The proposal includes the possibility of installing a platform to hold four columns salvaged from the old St. Clair County Courthouse that was torn down in 1972. It also includes a walking path that would have plaques marking historical information about the Richland Creek flood of 1957 and how the creek divided Belleville and the former community of West Belleville.


Why did we report this story?

We wanted to give BND readers a report on the $260,000 the city of Belleville plans to pay for about 2.65 acres off South Sixth Street and Washington Street next to the Ameren cleanup site where the contract had used big, white tents.

The wedge intersection next to the cleanup site had been home to the “The Big Red Shoe” sculpture but the artwork has been moved to a city storage lot because it needs a new coat of paint.

Also, if the courthouse columns are installed in the proposed park, the shoe sculpture would be moved to another site that has not yet been selected.

The sculpture by Milwaukee artist Marina Lee was commissioned by the Art on the Square committee and installed in 2011 as a tribute to nationally known radio personality Delilah Rene, who had a red, stiletto heel logo for her production company.
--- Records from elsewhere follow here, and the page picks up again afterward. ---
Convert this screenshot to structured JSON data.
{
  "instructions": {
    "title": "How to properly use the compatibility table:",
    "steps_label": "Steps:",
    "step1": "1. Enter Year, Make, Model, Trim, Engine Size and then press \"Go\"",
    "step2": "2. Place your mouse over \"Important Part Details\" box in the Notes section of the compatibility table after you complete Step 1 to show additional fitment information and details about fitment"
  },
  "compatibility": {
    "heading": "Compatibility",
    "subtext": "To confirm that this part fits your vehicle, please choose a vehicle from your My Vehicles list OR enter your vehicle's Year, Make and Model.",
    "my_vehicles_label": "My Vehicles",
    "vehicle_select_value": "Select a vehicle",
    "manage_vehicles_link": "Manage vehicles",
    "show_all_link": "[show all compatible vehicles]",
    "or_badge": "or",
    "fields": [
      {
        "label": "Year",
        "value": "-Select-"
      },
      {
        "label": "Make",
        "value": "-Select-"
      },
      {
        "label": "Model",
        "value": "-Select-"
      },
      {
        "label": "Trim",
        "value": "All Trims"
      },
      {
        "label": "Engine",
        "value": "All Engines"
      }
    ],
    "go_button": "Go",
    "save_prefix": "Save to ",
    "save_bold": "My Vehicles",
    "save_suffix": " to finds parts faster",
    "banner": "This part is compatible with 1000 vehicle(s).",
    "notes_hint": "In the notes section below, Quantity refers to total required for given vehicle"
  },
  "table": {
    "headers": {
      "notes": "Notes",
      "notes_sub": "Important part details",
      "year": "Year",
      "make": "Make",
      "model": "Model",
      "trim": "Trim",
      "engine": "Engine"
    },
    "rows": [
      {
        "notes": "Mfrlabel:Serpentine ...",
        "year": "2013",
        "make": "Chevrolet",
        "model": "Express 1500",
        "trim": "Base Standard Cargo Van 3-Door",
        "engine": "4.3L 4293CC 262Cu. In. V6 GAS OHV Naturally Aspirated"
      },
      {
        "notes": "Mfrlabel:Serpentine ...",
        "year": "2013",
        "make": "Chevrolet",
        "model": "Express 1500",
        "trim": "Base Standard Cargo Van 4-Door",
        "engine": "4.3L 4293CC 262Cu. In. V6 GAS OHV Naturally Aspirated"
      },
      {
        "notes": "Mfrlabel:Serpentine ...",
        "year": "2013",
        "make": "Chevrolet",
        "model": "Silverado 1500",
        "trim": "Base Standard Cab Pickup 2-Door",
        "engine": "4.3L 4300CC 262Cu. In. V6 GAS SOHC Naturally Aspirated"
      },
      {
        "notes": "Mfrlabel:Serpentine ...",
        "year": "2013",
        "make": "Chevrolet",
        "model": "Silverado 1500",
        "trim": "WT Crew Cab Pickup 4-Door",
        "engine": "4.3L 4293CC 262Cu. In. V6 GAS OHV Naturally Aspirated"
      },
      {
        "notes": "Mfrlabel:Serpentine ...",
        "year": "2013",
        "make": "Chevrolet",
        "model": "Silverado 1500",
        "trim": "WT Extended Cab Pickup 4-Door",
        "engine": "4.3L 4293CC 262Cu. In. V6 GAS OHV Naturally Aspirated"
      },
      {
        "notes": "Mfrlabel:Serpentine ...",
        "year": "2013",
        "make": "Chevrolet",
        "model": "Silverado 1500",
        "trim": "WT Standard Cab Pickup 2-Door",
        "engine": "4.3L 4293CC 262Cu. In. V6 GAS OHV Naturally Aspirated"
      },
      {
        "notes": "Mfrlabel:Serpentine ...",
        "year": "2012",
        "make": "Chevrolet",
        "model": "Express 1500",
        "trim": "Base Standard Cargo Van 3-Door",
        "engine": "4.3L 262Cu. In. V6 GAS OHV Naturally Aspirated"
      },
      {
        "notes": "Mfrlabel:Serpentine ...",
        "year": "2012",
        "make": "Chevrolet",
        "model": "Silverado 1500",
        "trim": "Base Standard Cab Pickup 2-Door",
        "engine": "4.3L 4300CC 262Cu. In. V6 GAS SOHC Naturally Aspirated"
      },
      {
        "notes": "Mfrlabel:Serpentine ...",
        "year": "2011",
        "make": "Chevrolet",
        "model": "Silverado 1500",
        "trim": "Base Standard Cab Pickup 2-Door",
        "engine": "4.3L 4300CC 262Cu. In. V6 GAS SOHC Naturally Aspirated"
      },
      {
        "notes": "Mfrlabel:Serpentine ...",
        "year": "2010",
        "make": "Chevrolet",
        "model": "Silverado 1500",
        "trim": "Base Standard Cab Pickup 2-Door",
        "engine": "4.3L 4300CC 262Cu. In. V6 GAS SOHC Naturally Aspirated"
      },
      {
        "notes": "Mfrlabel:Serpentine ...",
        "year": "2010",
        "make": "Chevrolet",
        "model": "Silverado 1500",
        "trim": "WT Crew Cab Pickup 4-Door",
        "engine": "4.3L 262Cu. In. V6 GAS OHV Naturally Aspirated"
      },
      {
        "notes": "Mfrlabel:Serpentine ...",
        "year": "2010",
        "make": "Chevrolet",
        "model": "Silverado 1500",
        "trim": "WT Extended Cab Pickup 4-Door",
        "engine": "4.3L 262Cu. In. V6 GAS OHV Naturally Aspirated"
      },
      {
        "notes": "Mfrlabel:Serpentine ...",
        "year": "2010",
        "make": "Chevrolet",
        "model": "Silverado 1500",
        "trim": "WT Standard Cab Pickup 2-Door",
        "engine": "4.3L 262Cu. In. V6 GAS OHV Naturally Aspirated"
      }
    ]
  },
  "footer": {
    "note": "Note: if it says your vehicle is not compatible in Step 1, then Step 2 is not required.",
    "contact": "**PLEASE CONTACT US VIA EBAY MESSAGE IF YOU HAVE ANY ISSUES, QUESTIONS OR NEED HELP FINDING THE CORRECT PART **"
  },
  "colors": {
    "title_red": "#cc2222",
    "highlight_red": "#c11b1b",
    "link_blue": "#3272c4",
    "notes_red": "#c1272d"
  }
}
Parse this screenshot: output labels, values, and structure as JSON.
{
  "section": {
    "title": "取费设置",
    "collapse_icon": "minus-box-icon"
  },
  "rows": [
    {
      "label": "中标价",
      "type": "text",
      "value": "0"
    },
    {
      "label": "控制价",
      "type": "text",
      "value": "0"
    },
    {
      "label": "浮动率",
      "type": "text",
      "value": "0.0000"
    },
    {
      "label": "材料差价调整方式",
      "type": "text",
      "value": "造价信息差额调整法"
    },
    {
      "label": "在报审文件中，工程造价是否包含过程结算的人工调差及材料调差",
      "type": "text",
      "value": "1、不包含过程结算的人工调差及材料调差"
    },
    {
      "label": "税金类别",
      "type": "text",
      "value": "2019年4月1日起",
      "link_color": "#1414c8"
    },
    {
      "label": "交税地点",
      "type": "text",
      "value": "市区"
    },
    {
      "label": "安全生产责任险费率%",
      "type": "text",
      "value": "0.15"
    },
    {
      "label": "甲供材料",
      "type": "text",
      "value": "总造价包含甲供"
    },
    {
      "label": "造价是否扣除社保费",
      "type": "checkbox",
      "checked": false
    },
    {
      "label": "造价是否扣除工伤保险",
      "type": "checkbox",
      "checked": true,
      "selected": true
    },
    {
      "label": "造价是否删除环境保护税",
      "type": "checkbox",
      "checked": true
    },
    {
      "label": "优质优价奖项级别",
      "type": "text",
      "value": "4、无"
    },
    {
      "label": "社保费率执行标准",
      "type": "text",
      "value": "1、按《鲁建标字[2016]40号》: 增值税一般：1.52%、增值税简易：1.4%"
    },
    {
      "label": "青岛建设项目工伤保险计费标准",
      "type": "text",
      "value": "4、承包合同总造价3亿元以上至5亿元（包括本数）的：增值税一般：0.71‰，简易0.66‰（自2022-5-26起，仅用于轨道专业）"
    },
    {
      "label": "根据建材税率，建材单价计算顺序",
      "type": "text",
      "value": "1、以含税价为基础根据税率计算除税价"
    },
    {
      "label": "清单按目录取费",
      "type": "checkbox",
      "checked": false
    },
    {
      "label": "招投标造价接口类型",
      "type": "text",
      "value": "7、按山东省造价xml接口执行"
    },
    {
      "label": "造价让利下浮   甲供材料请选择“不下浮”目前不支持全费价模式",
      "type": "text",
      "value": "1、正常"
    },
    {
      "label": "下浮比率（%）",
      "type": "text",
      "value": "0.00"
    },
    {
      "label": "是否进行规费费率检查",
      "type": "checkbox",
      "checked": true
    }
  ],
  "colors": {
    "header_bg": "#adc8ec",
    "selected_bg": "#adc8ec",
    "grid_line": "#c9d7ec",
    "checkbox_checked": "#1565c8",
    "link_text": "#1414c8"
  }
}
Rene had sponsored a “Paint the Town” contest and Belleville was selected as a winner in 2010 when volunteers painted 65 buildings along Main Street between 17th and Oak streets.

The Washington Street spur onto West Main Street has been closed during the Ameren cleanup and Eckert said earlier this year that the city will not reopen the spur after the cleanup work is completed because there were too many crashes on the spur.

Mike Koziatek joined the Belleville News-Democrat in 1998 as an assistant editor and is now a reporter covering the Belleville area. He graduated from Marquette University in Milwaukee and is from St. Louis.